In front of the main entrance is our Temporary Visitors Center and Garden Shop which is open year-round during regular Garden hours. Come see us flourish. Visit the Garden Shop to purchase birthday, anniversary and graduation gifts (and pick up something for yourself!). See our many unique and sustainable products, books, SFBG shirts and caps, jewelry and more.
So, back to our group of Santa Feans. In 1987, they decided that their city needed a public garden. In 1993 they established the Leonora Curtin Wetland Preserve a few miles south of the city (no admission charged). Through the efforts of many volunteers, invasive species were removed, and the preserve is now home to plant and bird species that thrive around its spring-fed pond. It’s open to the public on weekends from May through October.
Forging ahead, the Garden leadership acquired eleven acres on Museum Hill in 2006. Later, three more acres were added to the property. Nationally recognized landscape architect W. Gary Smith was retained to come up with a plan, ultimately approved by the City in 2011. And in 2013, Phase I, the Orchard Garden, opened to the public.

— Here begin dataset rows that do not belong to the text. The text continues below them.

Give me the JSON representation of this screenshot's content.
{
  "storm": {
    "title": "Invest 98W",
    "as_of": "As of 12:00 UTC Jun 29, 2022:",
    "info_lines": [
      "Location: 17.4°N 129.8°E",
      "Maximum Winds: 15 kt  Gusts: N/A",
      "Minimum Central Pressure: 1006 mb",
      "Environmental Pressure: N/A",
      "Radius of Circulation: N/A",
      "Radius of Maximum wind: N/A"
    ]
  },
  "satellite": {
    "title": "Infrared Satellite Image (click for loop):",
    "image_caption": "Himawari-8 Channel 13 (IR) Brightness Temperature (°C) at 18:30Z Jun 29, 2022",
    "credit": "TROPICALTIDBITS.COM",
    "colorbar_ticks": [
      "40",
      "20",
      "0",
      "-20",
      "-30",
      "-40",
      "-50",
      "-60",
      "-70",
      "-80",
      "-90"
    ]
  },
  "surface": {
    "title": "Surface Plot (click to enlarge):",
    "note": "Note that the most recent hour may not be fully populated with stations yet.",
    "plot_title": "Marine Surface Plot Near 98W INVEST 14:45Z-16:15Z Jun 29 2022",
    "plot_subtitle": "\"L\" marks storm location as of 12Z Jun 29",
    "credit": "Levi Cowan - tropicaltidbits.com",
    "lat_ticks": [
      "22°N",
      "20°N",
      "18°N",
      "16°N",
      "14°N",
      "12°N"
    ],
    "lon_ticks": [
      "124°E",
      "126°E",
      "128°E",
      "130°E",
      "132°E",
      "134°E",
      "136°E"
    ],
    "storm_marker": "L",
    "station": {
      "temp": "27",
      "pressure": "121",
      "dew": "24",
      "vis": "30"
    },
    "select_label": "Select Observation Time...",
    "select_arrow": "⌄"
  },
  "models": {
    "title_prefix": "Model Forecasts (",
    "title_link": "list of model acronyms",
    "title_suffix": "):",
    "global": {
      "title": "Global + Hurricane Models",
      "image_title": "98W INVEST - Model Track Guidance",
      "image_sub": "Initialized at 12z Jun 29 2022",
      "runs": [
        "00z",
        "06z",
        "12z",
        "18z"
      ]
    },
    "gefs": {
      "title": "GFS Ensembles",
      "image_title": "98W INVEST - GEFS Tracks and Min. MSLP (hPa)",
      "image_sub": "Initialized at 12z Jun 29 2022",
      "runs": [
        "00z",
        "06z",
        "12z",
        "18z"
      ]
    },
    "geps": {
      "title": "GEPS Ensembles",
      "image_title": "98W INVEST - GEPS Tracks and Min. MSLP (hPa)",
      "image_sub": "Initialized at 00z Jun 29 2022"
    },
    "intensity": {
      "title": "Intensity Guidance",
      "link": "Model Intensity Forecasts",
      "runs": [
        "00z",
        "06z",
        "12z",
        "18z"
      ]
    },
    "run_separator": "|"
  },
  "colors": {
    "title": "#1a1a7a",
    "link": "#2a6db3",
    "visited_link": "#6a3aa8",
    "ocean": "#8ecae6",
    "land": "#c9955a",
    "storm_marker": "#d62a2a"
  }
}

The visitor first goes past the Meadow Garden, featuring grasses and flowers that mimic the natural areas seen on the New Mexico mesas. Next comes a much more formal garden. This small rectangular space is home to the apple and pear trees commonly seen in the state’s orchards, flanked by the Rose and Lavender Walk on one side and by the Perennial Border on the other. The blue-purple of the lavenders is a perfect complement to the pink of the roses. If you turn around and look back the way you came, you’ll see the sage green foothills of the Sangre de Cristo mountains under the deep blue New Mexico skies, perhaps with a few puffy cumulus clouds floating above.